------ Information given ------

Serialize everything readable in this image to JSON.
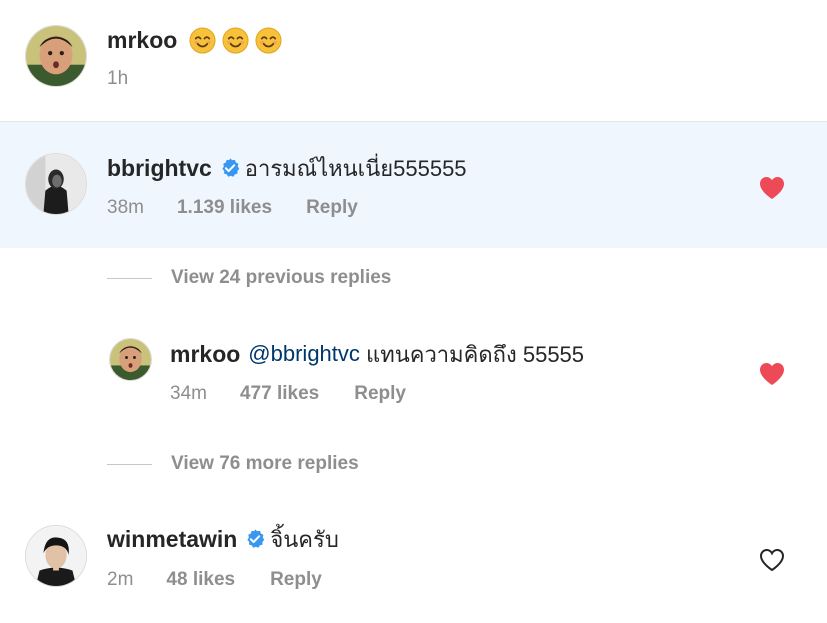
{
  "caption": {
    "username": "mrkoo",
    "emojis": [
      "smiling-face-icon",
      "smiling-face-icon",
      "smiling-face-icon"
    ],
    "time": "1h"
  },
  "comments": [
    {
      "username": "bbrightvc",
      "verified": true,
      "text": "อารมณ์ไหนเนี่ย555555",
      "time": "38m",
      "likes": "1.139 likes",
      "reply_label": "Reply",
      "liked": true
    },
    {
      "username": "winmetawin",
      "verified": true,
      "text": "จิ้นครับ",
      "time": "2m",
      "likes": "48 likes",
      "reply_label": "Reply",
      "liked": false
    }
  ],
  "thread": {
    "view_previous": "View 24 previous replies",
    "reply": {
      "username": "mrkoo",
      "mention": "@bbrightvc",
      "text": " แทนความคิดถึง 55555",
      "time": "34m",
      "likes": "477 likes",
      "reply_label": "Reply",
      "liked": true
    },
    "view_more": "View 76 more replies"
  },
  "colors": {
    "heart_liked": "#ed4956",
    "verified_badge": "#3897f0",
    "highlight_bg": "#eff6fe",
    "mention": "#00376b",
    "meta_text": "#8e8e8e"
  }
}
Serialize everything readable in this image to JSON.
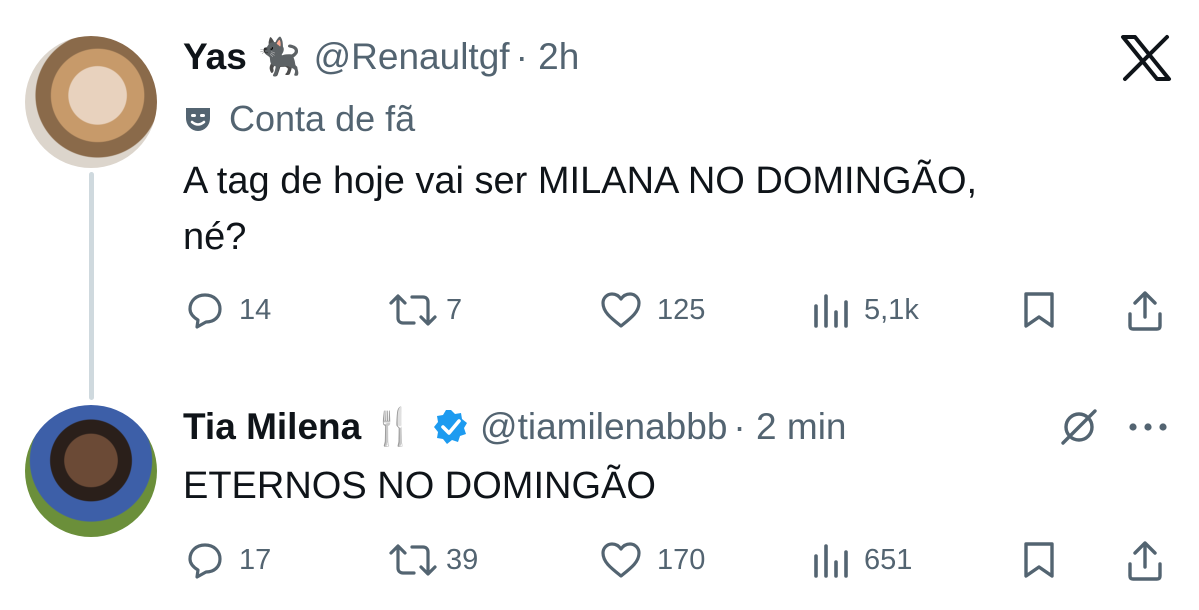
{
  "tweets": [
    {
      "name": "Yas",
      "emoji": "🐈‍⬛",
      "handle": "@Renaultgf",
      "time": "· 2h",
      "label": "Conta de fã",
      "text_line1": "A tag de hoje vai ser MILANA NO DOMINGÃO,",
      "text_line2": "né?",
      "replies": "14",
      "reposts": "7",
      "likes": "125",
      "views": "5,1k"
    },
    {
      "name": "Tia Milena",
      "emoji": "🍴",
      "verified": true,
      "handle": "@tiamilenabbb",
      "time": "· 2 min",
      "text": "ETERNOS NO DOMINGÃO",
      "replies": "17",
      "reposts": "39",
      "likes": "170",
      "views": "651"
    }
  ],
  "colors": {
    "secondary_text": "#536471",
    "verified_blue": "#1d9bf0",
    "thread_line": "#cfd9de"
  },
  "icons": [
    "x-logo-icon",
    "theater-masks-icon",
    "reply-icon",
    "repost-icon",
    "like-icon",
    "views-icon",
    "bookmark-icon",
    "share-icon",
    "grok-icon",
    "more-icon",
    "verified-badge-icon"
  ]
}
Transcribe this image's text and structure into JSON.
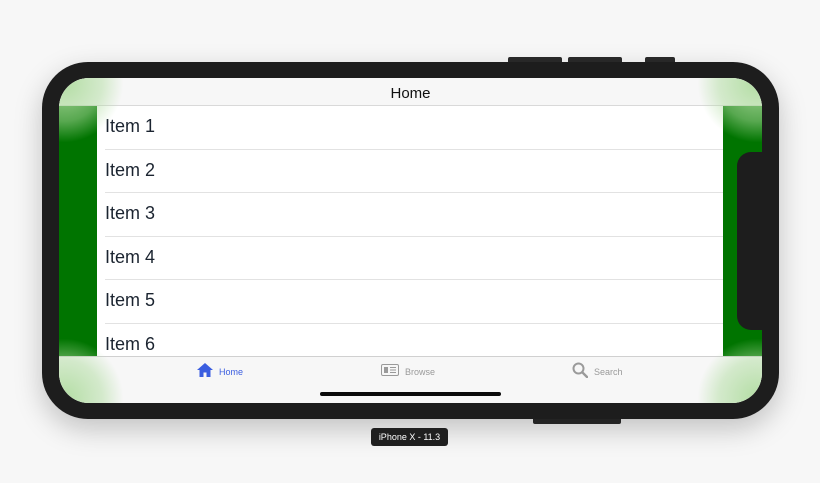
{
  "navigation": {
    "title": "Home"
  },
  "list": {
    "items": [
      {
        "label": "Item 1"
      },
      {
        "label": "Item 2"
      },
      {
        "label": "Item 3"
      },
      {
        "label": "Item 4"
      },
      {
        "label": "Item 5"
      },
      {
        "label": "Item 6"
      }
    ]
  },
  "tabbar": {
    "tabs": [
      {
        "label": "Home",
        "icon": "home-icon",
        "selected": true
      },
      {
        "label": "Browse",
        "icon": "browse-icon",
        "selected": false
      },
      {
        "label": "Search",
        "icon": "search-icon",
        "selected": false
      }
    ]
  },
  "simulator": {
    "label": "iPhone X - 11.3"
  },
  "colors": {
    "accent": "#3b5ee0",
    "side_panel": "#007400",
    "inactive_tab": "#9a9a9a"
  }
}
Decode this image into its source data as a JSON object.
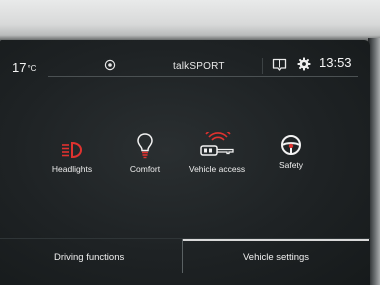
{
  "status": {
    "temperature": "17",
    "temperature_unit": "°C",
    "source": "talkSPORT",
    "time": "13:53"
  },
  "tiles": [
    {
      "label": "Headlights",
      "icon": "headlight-icon"
    },
    {
      "label": "Comfort",
      "icon": "lightbulb-icon"
    },
    {
      "label": "Vehicle access",
      "icon": "key-fob-icon"
    },
    {
      "label": "Safety",
      "icon": "steering-wheel-icon"
    }
  ],
  "bottom_tabs": [
    {
      "label": "Driving functions",
      "active": false
    },
    {
      "label": "Vehicle settings",
      "active": true
    }
  ],
  "colors": {
    "accent_red": "#e0322f",
    "text": "#f2f2f2",
    "screen": "#1e2224"
  }
}
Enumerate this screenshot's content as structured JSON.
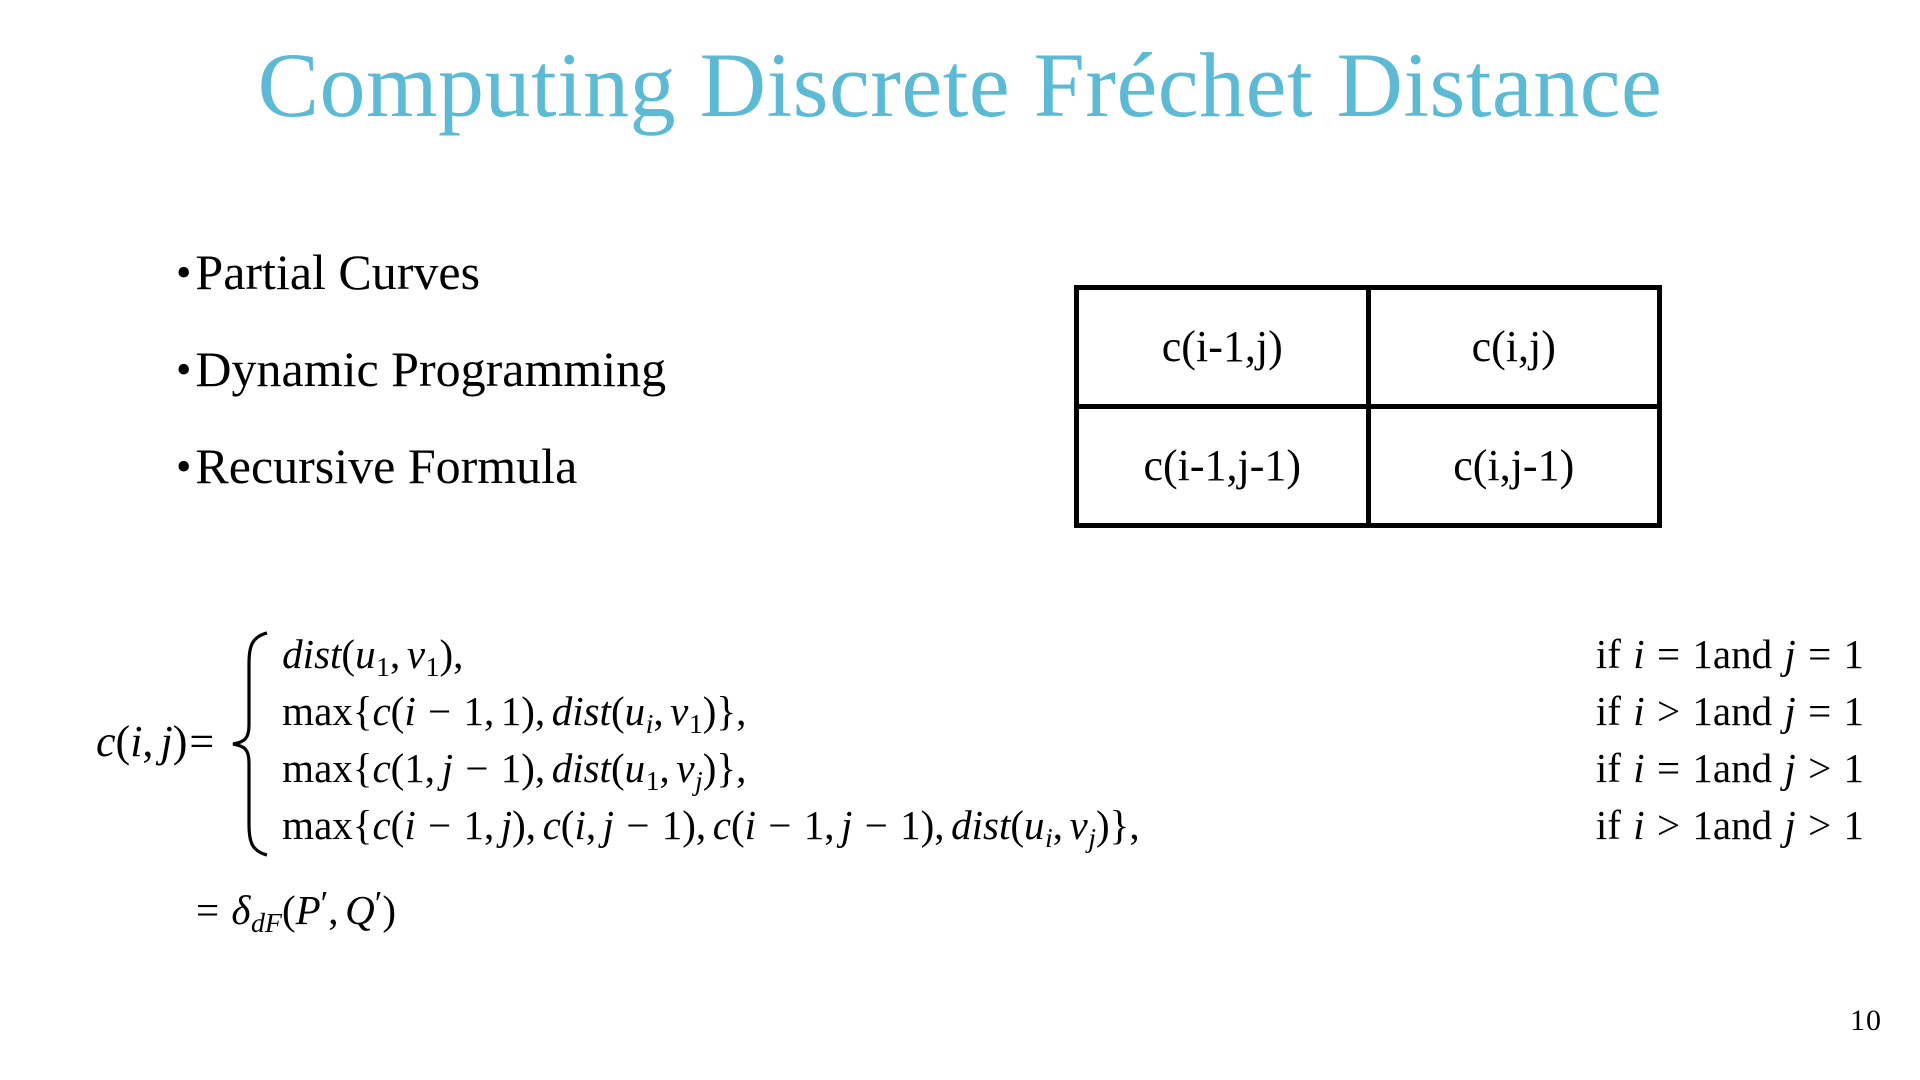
{
  "slide": {
    "title": "Computing Discrete Fréchet Distance",
    "title_color": "#5cbad4",
    "background_color": "#ffffff",
    "page_number": "10"
  },
  "bullets": {
    "marker": "•",
    "items": [
      {
        "label": "Partial Curves"
      },
      {
        "label": "Dynamic Programming"
      },
      {
        "label": "Recursive Formula"
      }
    ]
  },
  "dp_table": {
    "rows": [
      [
        {
          "value": "c(i-1,j)"
        },
        {
          "value": "c(i,j)"
        }
      ],
      [
        {
          "value": "c(i-1,j-1)"
        },
        {
          "value": "c(i,j-1)"
        }
      ]
    ]
  },
  "formula": {
    "lhs_function": "c",
    "lhs_open": "(",
    "lhs_arg1": "i",
    "lhs_comma": ",",
    "lhs_arg2": "j",
    "lhs_close": ")",
    "lhs_equals": "=",
    "cases": [
      {
        "expression": "dist(u_1, v_1),",
        "expression_plain": "dist(u1, v1),",
        "condition": "if i = 1and j = 1"
      },
      {
        "expression": "max{c(i − 1, 1), dist(u_i, v_1)},",
        "expression_plain": "max{c(i - 1, 1), dist(ui, v1)},",
        "condition": "if i > 1and j = 1"
      },
      {
        "expression": "max{c(1, j − 1), dist(u_1, v_j)},",
        "expression_plain": "max{c(1, j - 1), dist(u1, vj)},",
        "condition": "if i = 1and j > 1"
      },
      {
        "expression": "max{c(i − 1, j), c(i, j − 1), c(i − 1, j − 1), dist(u_i, v_j)},",
        "expression_plain": "max{c(i - 1, j), c(i, j - 1), c(i - 1, j - 1), dist(ui, vj)},",
        "condition": "if i > 1and j > 1"
      }
    ],
    "final_line": "= δ_dF(P′, Q′)",
    "final_line_plain": "= delta_dF(P', Q')"
  }
}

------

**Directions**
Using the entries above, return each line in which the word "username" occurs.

**Answer area**
    "username": "mrkoo",
      "username": "bbrightvc",
      "username": "winmetawin",
      "username": "mrkoo",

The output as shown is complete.